I'm thrilled to welcome Todd Johnson, author of the novel The Sweet By and By to my Holiday Open House! Todd talks about the meaning of going home for the holidays (a meaning I do share, no matter how many Christmases I've spent in my own home) and he shares his family's Christmas morning and day ritual. I think I would like to meet his mother as I found myself swearing tonight that I'd weed out some ornaments this year and set them aside (as I do every year), but....well, we'll see how it goes. Read on about the Johnson family's Christmas!

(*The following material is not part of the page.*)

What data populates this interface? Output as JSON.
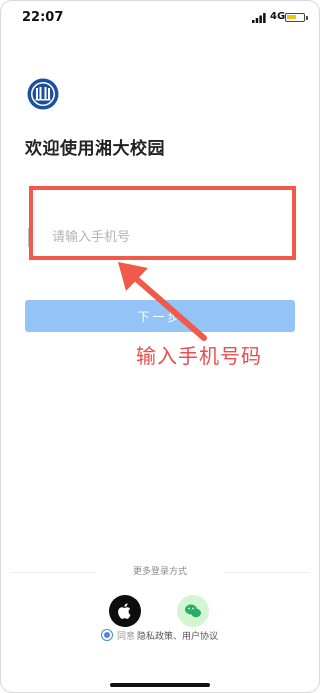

I have spent every single Christmas I can remember in North Carolina except for one. That was when my brother wasn’t able to take any time off from his Broadway show, and so the family came to New York City. It was fun. But also odd. Not to be home, that is, meaning of course my parents’ home, not mine. Every Southerner knows that regardless of one’s wishes, in the eyes of those who make the rules, “home” is never where you live; it’s always where you’re from. I love my home in Connecticut, just as I did my (tiny) one before that in New York City, but I’m afraid my compass will always be oriented South when it comes to holiday traditions.

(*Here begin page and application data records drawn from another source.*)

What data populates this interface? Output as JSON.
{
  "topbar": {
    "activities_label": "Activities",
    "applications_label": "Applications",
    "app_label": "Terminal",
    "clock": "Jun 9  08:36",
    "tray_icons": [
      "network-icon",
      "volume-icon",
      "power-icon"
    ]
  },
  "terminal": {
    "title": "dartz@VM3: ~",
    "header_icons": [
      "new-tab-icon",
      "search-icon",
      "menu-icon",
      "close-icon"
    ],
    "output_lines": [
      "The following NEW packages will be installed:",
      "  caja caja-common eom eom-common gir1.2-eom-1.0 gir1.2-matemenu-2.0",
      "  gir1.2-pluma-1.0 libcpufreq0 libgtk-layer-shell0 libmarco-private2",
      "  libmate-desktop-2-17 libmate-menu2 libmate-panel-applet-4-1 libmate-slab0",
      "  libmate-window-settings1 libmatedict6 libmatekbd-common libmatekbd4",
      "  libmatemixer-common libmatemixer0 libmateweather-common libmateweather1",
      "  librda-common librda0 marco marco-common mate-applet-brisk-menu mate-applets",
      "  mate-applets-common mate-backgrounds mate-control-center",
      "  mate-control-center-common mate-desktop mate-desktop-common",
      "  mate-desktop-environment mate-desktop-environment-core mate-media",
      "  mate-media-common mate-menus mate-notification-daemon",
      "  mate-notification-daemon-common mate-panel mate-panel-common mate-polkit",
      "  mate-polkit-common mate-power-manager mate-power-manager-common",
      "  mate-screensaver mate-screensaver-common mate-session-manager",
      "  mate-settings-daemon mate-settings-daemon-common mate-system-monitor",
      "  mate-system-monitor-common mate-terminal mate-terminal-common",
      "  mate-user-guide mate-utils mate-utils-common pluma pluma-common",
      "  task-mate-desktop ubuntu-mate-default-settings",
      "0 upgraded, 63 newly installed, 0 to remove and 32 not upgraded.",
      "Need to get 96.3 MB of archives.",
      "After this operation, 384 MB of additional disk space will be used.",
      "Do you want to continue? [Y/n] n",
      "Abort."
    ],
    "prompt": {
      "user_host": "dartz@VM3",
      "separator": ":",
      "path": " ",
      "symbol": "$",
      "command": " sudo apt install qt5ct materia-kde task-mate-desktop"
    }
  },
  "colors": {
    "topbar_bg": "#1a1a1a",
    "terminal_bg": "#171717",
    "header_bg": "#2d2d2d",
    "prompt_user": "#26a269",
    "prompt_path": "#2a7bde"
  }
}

One of my favorite things is to take a drive through the country east of Raleigh on Christmas Eve. I’ll take anyone who wants to come with me, but most of the time it seems like I end up doing it alone. Everyone else has either eaten too much or is still involved in eleventh hour clandestine gift-wrapping, or, God forbid, shopping. I always make it a point to go through Benson, the nearby small town where my dad grew up. Ever since I was a kid visiting my grandparents, all the houses on Main Street (and increasingly on other streets as well) have had glass storm doors in front. So at Christmastime, all the front doors are flung open to reveal grandly decorated trees centered in all the foyers, behind the glass. Perfectly positioned white spotlights flood each tree, intensifying the dazzling gift box effect. A Tony-winning lighting designer couldn’t do it any better. I poke down the street at about 10 mph, turn around at the gas station and drive back, repeating my circuit over and over, just so I can take it all in.

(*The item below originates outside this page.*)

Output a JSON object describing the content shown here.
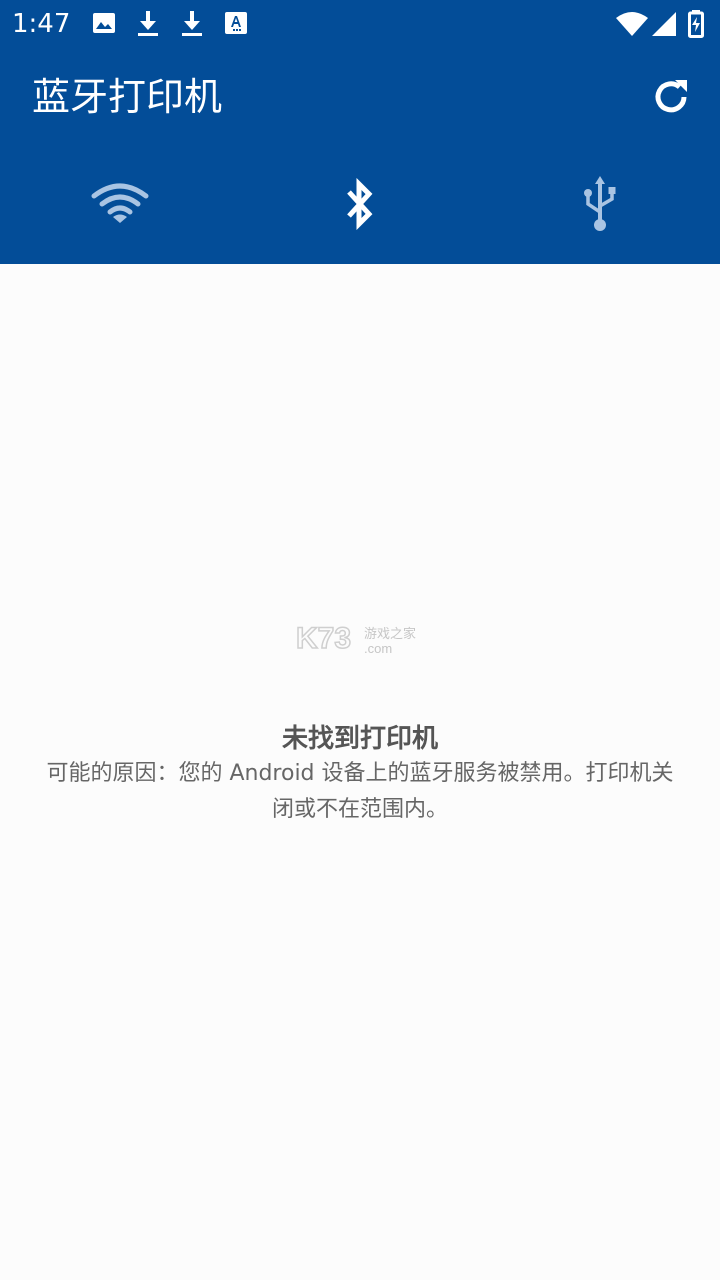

Christmas Day is heralded by the smell of waffles at the crack of dawn -- or even earlier, and I’m not kidding. My dad is always the first one up; we suspect he is a vampire and never really sleeps, which could actually turn out to be profitable for him. I wonder if he could get a book or movie deal. In any event, everyone stumbles to the kitchen table while it’s still dark outside, groping for coffee and acquiescing to that other Southern imperative, being force-fed by the people who love you. Afterward, it’s a short trip to the living room tree, taking care not to become entangled in greenery or ribbons or poinsettias. There’s a lot of stuff, very pretty, but also just plain “very.” When I die, I certainly don’t want it to be because of tripping over a topiary reindeer. My mom has been known to say that she is planning to scale back her decorations, but she always backpedals. She says she’s too superstitious to eliminate anything. So, every year, it all comes out of the boxes. A visit to my parents’ Christmas tree is like a trip down memory lane, with relics from every church craft fair and school project since 1963.
We always tend to pass out all the gifts before opening them one at a time, opting to savor each moment of delight or surprise (or bewilderment) rather than engaging in a full-on Filene’s Basement scramble. My dad, just like his own father before him, never ever tears his wrapping paper. He reaches into his pocket and takes out a tiny pocket knife which he uses to painstakingly slit each bit of tape, unfolding the paper as carefully as if the package contained a bomb. By now, we’re all used to the waiting, although sometimes it’s tempting just to snatch the gift out of his hands and rip into it. I think it’s part jealousy, however, for the rest of us, sort of like having finished all of our candy while someone else still has a brand new lollipop. There’s usually a break in the action for another round of coffee, then once presents are finished, it’s soon time to eat. Again.
This time it’s a fairly traditional Christmas dinner, with the essential Southern standbys like sweet potatoes and pound cake. There are seconds, and too often thirds, and finally we waddle, now slightly less capable of dodging precarious ornaments, to our respective chairs or sofas. There’s often talk of taking a little walk, getting some fresh air, but it rarely happens, as though mentioning it is almost as good as doing it. Then the chatter really kicks in. If you don’t like to talk, you have no place in my parent’s home at Christmas. The parade of relatives is endless. Stories, jokes, gossip, coffee. More stories. Then more coffee. No one bats an eye if you need to “go lie down,” that ubiquitous Southern phrase that allows us to excuse ourselves at any time whatsoever with no questions asked. And so it goes until everyone finally winds down, one by one, batteries drained, reticent to end the day. I know it will be exactly the same this year. And I also know I’ll be exhausted, relieved, giddy, impatient, gregarious, and full. Home.